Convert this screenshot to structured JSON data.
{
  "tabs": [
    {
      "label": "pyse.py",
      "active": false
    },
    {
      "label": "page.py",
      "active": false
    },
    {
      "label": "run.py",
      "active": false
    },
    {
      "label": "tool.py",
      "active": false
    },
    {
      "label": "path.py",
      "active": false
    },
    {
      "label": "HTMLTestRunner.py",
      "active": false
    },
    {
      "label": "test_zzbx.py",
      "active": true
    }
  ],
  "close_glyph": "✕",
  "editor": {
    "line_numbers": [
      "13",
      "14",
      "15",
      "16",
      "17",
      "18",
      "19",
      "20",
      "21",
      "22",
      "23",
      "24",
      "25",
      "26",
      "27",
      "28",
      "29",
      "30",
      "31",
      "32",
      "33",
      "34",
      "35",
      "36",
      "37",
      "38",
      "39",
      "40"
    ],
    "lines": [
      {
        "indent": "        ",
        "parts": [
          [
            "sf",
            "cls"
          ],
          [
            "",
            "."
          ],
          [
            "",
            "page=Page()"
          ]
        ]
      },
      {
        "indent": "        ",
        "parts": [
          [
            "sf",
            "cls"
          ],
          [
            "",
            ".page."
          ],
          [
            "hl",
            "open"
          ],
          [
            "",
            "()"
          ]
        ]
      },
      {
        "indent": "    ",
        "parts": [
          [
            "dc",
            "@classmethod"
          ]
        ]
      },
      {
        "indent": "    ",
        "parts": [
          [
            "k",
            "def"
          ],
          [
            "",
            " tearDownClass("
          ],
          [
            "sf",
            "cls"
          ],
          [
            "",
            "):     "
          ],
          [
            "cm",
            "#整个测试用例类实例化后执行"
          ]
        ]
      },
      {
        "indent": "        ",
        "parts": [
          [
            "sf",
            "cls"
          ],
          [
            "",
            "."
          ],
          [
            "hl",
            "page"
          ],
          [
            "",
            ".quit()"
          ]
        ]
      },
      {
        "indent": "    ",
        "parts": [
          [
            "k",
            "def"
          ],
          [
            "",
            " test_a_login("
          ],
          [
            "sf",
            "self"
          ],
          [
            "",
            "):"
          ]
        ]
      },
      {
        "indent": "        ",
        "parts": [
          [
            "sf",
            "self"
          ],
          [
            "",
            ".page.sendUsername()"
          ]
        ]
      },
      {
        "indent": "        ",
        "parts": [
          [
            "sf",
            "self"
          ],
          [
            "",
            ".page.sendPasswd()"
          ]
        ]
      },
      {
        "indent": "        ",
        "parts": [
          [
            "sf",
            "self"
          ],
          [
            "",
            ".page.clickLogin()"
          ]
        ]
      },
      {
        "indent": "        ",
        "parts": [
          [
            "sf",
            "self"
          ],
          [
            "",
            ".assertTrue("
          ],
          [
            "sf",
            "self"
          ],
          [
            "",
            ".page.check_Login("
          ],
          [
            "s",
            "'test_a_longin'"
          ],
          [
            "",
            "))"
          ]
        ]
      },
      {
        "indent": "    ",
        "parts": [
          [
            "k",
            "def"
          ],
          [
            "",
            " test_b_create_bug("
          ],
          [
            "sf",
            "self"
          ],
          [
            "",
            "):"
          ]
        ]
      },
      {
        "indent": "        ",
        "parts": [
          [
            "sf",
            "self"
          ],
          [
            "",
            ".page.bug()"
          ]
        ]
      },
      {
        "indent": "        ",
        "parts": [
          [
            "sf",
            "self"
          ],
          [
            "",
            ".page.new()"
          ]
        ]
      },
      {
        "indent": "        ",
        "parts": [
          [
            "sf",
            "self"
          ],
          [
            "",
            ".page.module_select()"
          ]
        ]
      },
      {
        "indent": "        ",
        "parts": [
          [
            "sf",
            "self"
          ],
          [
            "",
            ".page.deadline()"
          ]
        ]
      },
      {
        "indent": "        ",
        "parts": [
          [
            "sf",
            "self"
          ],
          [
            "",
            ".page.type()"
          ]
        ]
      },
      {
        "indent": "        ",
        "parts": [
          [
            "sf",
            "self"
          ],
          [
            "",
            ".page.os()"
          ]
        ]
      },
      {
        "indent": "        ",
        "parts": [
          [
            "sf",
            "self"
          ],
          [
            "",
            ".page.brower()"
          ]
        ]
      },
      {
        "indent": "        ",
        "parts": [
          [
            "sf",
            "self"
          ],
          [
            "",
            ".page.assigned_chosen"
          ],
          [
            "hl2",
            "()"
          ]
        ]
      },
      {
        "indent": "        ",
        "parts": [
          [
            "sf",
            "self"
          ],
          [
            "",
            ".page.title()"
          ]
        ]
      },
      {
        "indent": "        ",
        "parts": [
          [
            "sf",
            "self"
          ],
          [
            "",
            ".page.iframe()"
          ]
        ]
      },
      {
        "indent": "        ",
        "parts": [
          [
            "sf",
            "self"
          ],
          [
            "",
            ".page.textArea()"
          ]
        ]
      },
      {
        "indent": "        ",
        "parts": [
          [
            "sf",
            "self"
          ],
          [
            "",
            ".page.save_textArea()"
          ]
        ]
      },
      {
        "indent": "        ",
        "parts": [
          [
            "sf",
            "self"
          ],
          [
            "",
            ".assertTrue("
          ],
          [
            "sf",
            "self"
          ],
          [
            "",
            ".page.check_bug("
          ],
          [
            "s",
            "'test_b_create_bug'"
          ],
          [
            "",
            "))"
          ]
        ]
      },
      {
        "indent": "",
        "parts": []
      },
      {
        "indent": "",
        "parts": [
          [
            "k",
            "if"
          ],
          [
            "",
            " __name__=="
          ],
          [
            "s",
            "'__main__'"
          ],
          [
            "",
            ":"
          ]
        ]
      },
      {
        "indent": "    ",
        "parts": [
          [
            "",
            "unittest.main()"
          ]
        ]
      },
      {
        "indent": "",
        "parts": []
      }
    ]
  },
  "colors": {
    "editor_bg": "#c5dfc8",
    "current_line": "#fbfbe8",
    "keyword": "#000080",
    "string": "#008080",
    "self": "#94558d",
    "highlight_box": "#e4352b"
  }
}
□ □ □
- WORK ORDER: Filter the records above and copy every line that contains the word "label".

- PROBLEM SOLUTION:
      "label": "pyse.py",
      "label": "page.py",
      "label": "run.py",
      "label": "tool.py",
      "label": "path.py",
      "label": "HTMLTestRunner.py",
      "label": "test_zzbx.py",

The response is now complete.